#### Extracted records
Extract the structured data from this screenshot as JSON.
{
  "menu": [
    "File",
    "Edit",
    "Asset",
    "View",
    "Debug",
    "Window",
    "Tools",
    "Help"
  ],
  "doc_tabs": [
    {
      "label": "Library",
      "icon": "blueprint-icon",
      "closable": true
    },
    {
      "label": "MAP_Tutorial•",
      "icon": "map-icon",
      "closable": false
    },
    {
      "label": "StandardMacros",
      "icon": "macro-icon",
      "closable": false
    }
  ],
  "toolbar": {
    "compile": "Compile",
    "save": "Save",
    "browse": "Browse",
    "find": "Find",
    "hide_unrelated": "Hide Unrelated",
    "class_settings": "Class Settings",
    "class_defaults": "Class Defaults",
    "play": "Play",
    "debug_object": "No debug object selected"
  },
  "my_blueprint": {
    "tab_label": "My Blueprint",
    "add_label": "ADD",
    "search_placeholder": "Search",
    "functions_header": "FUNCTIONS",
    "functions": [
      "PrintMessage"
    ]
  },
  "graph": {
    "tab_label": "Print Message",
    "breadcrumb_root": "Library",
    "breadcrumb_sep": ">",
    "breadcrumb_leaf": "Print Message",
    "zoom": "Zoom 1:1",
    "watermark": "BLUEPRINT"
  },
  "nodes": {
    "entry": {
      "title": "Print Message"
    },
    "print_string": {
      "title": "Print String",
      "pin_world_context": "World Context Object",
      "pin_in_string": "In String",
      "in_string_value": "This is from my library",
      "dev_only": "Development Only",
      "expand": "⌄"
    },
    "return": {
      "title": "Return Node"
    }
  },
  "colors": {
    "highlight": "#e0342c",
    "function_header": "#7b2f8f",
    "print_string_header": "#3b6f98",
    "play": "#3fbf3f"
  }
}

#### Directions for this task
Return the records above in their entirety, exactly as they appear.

#### Exercise response
Extract the structured data from this screenshot as JSON.
{
  "menu": [
    "File",
    "Edit",
    "Asset",
    "View",
    "Debug",
    "Window",
    "Tools",
    "Help"
  ],
  "doc_tabs": [
    {
      "label": "Library",
      "icon": "blueprint-icon",
      "closable": true
    },
    {
      "label": "MAP_Tutorial•",
      "icon": "map-icon",
      "closable": false
    },
    {
      "label": "StandardMacros",
      "icon": "macro-icon",
      "closable": false
    }
  ],
  "toolbar": {
    "compile": "Compile",
    "save": "Save",
    "browse": "Browse",
    "find": "Find",
    "hide_unrelated": "Hide Unrelated",
    "class_settings": "Class Settings",
    "class_defaults": "Class Defaults",
    "play": "Play",
    "debug_object": "No debug object selected"
  },
  "my_blueprint": {
    "tab_label": "My Blueprint",
    "add_label": "ADD",
    "search_placeholder": "Search",
    "functions_header": "FUNCTIONS",
    "functions": [
      "PrintMessage"
    ]
  },
  "graph": {
    "tab_label": "Print Message",
    "breadcrumb_root": "Library",
    "breadcrumb_sep": ">",
    "breadcrumb_leaf": "Print Message",
    "zoom": "Zoom 1:1",
    "watermark": "BLUEPRINT"
  },
  "nodes": {
    "entry": {
      "title": "Print Message"
    },
    "print_string": {
      "title": "Print String",
      "pin_world_context": "World Context Object",
      "pin_in_string": "In String",
      "in_string_value": "This is from my library",
      "dev_only": "Development Only",
      "expand": "⌄"
    },
    "return": {
      "title": "Return Node"
    }
  },
  "colors": {
    "highlight": "#e0342c",
    "function_header": "#7b2f8f",
    "print_string_header": "#3b6f98",
    "play": "#3fbf3f"
  }
}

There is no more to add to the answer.